Study warns of new online threats
Irish businesses are facing new security threats from malicious users as denial of service attacks and “ransomware” become more common, new research said.
The threats were revealed in a report released ahead of an annual conference on cybercrime held in Dublin today by the Irish Reporting & Information Security Service (IRISSCERT).
The report revealed that although the number of attacks had fallen overall, there was a significant change in the type of threats facing Irish businesses.
“We still have the traditional threats of computer virus infections, security breaches, website defacements and hijacking to host malware or phishing sites,” head of IRISSCERT Brian Honan said.
“However, this year we are seeing a trend in the use of Denial of Service attacks against organisations. Some of these attacks can be attributed to hacktivist activity, but for others the motive is not so clear and could be criminal elements looking to extort businesses.”
Ransomware is where a company’s systems are infected with malicious software, encrypting the data on the server and affecting a company’s back-ups. To recover the data, victims are told they must pay, with some amounts demanded as high as €3,000, or else the data will be deleted or left encrypted.
Mr Honan said these type of attacks were being targeted at SMEs in particular, as many lack the expertise to deal with the threat.The study revealed six separate incidents of companies being targeted in this way.
Mr Honan said in total, there were 429 incidents reported to IRISSCERT in 2012, slightly lower than the 441 for the same period last year.
Denial of service attacks have risen two-fold.
Phishing, where users are fooled by into handing over sensitive details such as passwords, remains the main form of attack, with websites being hijacked to host phishing sites to target customers of financial institutions.
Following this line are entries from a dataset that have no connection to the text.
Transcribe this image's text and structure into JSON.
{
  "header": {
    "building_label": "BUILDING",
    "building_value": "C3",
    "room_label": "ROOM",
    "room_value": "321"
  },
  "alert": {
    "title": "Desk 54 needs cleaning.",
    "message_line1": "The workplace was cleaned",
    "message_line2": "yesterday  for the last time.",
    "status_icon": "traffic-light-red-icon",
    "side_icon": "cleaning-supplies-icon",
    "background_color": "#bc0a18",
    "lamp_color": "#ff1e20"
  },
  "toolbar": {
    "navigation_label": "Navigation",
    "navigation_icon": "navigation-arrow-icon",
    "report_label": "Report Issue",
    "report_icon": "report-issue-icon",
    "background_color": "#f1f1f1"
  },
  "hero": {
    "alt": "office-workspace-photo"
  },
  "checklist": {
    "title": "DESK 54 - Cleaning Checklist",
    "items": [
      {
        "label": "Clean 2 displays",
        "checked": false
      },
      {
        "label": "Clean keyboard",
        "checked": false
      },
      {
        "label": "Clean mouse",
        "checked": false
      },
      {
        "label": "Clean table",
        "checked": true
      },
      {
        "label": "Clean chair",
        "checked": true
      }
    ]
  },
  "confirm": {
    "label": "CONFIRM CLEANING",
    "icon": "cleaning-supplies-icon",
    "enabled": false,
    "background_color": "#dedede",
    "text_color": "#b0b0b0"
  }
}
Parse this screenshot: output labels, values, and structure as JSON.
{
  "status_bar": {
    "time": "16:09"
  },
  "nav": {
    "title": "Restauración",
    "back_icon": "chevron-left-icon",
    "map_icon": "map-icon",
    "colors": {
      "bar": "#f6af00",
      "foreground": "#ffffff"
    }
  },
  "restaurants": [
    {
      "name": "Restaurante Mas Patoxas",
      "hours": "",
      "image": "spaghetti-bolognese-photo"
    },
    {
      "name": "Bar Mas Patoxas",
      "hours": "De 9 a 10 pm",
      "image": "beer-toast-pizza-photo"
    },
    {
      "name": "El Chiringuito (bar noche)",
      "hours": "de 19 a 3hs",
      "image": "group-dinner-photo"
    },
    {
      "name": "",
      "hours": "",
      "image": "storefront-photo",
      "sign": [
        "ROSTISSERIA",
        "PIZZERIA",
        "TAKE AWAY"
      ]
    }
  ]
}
There were 315 attacks reported to IRISSCERT in 2012, down almost a quarter on last year.
This year’s conference, which was held in the Clyde Court Hotel, is also being used by companies to recruit experts in the security industry, with a shortage of skills in the area.
Separately, the EU security agency ENISA is publishing a report on 30 different digital traps, or “honeypots”, that can lure attackers and help detect online attacks.
The honeypots mimic real computer systems, applications and data, and are monitored for malicious activity. The study looks at 30 of the traps across a number of different categories, and evaluates their shortcomings, deployment barriers and their future.
“Honeypots offer a powerful tool for CERTs (computer emergency response teams) to gather threat intelligence without any impact on the production infrastructure,” said executive director of ENISA Professor Udo Helmbrecht.
“Correctly deployed, honeypots offer considerable benefits for CERTs; malicious activity in a CERT’s constituency can be tracked to provide early warning of malware infections, new exploits, vulnerabilities and malware behaviour, as well as give an opportunity to learn about attacker tactics.